His stops out from Wubin were at the Jibberding Post Office, then the Rabbit Proof Fence where there were mail boxes on the Jibberding Reserve for farmers in the area, then Jibberding Station, and then the White Well where there was a fence post cutters’ camp 'if someone was there'. There was nobody living at Whitewells homestead in those days.

Hugh recalls the endless opening and closing of gates where the road crossed station fences.

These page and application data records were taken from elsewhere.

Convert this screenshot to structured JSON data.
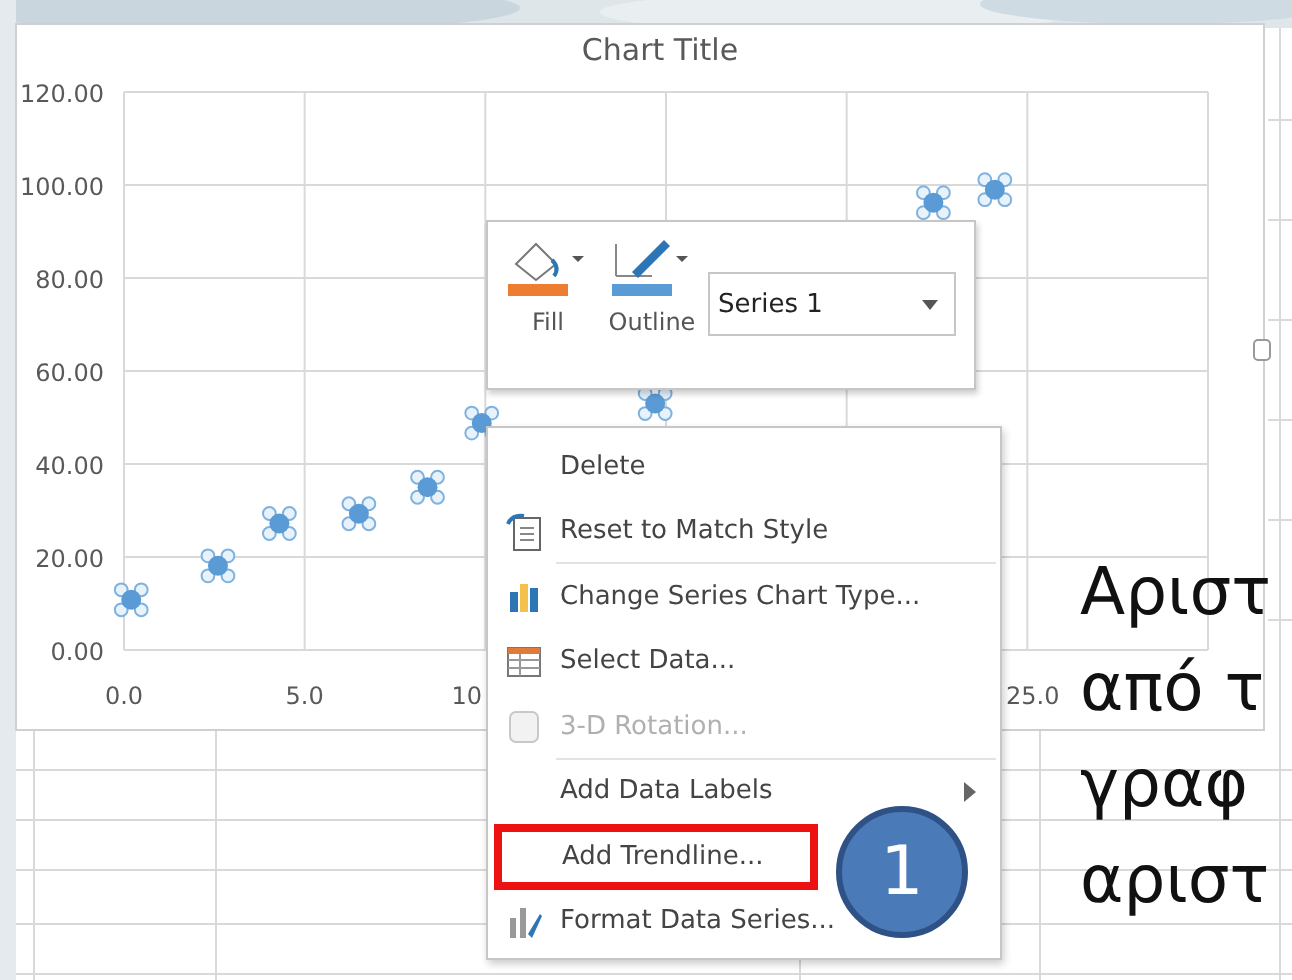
{
  "chart": {
    "title": "Chart Title",
    "cut_axis_label": "10",
    "chart_data": {
      "type": "scatter",
      "grid": true,
      "ylim": [
        0,
        120
      ],
      "xlim": [
        0,
        30
      ],
      "yticks": [
        {
          "value": 0,
          "label": "0.00"
        },
        {
          "value": 20,
          "label": "20.00"
        },
        {
          "value": 40,
          "label": "40.00"
        },
        {
          "value": 60,
          "label": "60.00"
        },
        {
          "value": 80,
          "label": "80.00"
        },
        {
          "value": 100,
          "label": "100.00"
        },
        {
          "value": 120,
          "label": "120.00"
        }
      ],
      "xticks": [
        {
          "value": 0,
          "label": "0.0"
        },
        {
          "value": 5,
          "label": "5.0"
        },
        {
          "value": 25,
          "label": "25.0"
        }
      ],
      "series": [
        {
          "name": "Series 1",
          "color": "#5b9bd5",
          "x": [
            0.2,
            2.6,
            4.3,
            6.5,
            8.4,
            9.9,
            14.7,
            22.4,
            24.1
          ],
          "values": [
            10.8,
            18.1,
            27.2,
            29.3,
            35,
            48.8,
            53,
            96.2,
            99
          ]
        }
      ]
    }
  },
  "mini_toolbar": {
    "buttons": [
      {
        "kind": "fill",
        "label": "Fill",
        "color": "#ed7d31"
      },
      {
        "kind": "outline",
        "label": "Outline",
        "color": "#5b9bd5"
      }
    ]
  },
  "context_menu": {
    "items": [
      {
        "kind": "delete",
        "label": "Delete",
        "disabled": false,
        "submenu": false,
        "separator_after": false
      },
      {
        "kind": "reset",
        "label": "Reset to Match Style",
        "disabled": false,
        "submenu": false,
        "separator_after": true
      },
      {
        "kind": "chart-type",
        "label": "Change Series Chart Type...",
        "disabled": false,
        "submenu": false,
        "separator_after": false
      },
      {
        "kind": "select-data",
        "label": "Select Data...",
        "disabled": false,
        "submenu": false,
        "separator_after": false
      },
      {
        "kind": "rotation",
        "label": "3-D Rotation...",
        "disabled": true,
        "submenu": false,
        "separator_after": true
      },
      {
        "kind": "plain",
        "label": "Add Data Labels",
        "disabled": false,
        "submenu": true,
        "separator_after": false
      },
      {
        "kind": "plain",
        "label": "Add Trendline...",
        "disabled": false,
        "submenu": false,
        "separator_after": false,
        "highlighted": true
      },
      {
        "kind": "format",
        "label": "Format Data Series...",
        "disabled": false,
        "submenu": false,
        "separator_after": false
      }
    ]
  },
  "step_badge": {
    "label": "1"
  },
  "slide_text": [
    "Αριστ",
    "από τ",
    "γραφ",
    "αριστ"
  ]
}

The first gate was at the Rabbit Proof Fence, the second at Jibberding Station south boundary, the third at Jibberding Station north boundary; the next stop was at the 42 [miles from Wubin] gate on Mt Gibson; the Mt Gibson turnoff was at the 45 mile – the 215 mile peg.  There was a track cut by prospectors. They always had the billy boiling: Chook Wilson, Bill Lawson, Mark Dimond. That’s where we had our first cup of tea. We’d unload the Mt Gibson stuff and prospectors stores onto a ramp. The next gate was at the Mt Gibson-Ninghan boundary. The next stop was at the Whitewells-Retaliation turnoff. 

We drove into Ninghan where they had a store. Passers-by could buy things. It was all destroyed in a fire. I was pulling up with a load of chaff, we tried to stop the fire burning the tank stand. The fire started on the store, a petrol drum ignited, the bung flew out and a big squirt of petrol shot across the whole show.

We did general carting. A semi load of beer and a semi load of elignite to Paynes Find once a week, I still don’t know which was most  potent. Beer was rationed after the war, the pub would run out.  Warm beer was just a fighting brew. As soon as the truck pulled up they’d be into a warm keg. Then I used to sit a wheat bag of ice on one of the wooden kegs. That slowed the fighting down.

We’d start loading on at 6 a.m. Saturday, leave at 9, then someone would send a telegrm over the Meekatharra radio for a last minute drum of fuel – it was a nuisance.  We had an all-wave radio, so we used it to intercept the call earlier. Hugh Barnes interviews, C.Nicholson 2005-2007


Norm de Grey

Every Tuesday and Friday I do the run from Wubin to Burnerbinmah via Paynes Find and come back through Thundelarra – 7½ hour round trip, back at Wubin at 5.30 in time to connect with the courier to take the mail on to Perth that night. Wubin to Paynes Find is a  2-hour drive on the bitumen at 110 [110km/h is the legal speed limit]. I leave at 10 am, drop the mail in the drum at the Mt Gibson turnoff and the Camel Fridge at the Perenjori turnoff, stop for a 20 minute cuppa break at Ninghan, and get to Paynes Find at 12.30 pm for a 30 minute lunch break. I’m on to my second Holden Rodeo 3-litre diesel 4WD twin cab utility; the first has done 350,000 and we still use it as our back-up and private vehicle. We need the 4WD for the dirt section – Paynes Find, Burnerbinmah Thundelarra and back to the highway. Norm de Grey 30 June 2006, interview by C.Nicholson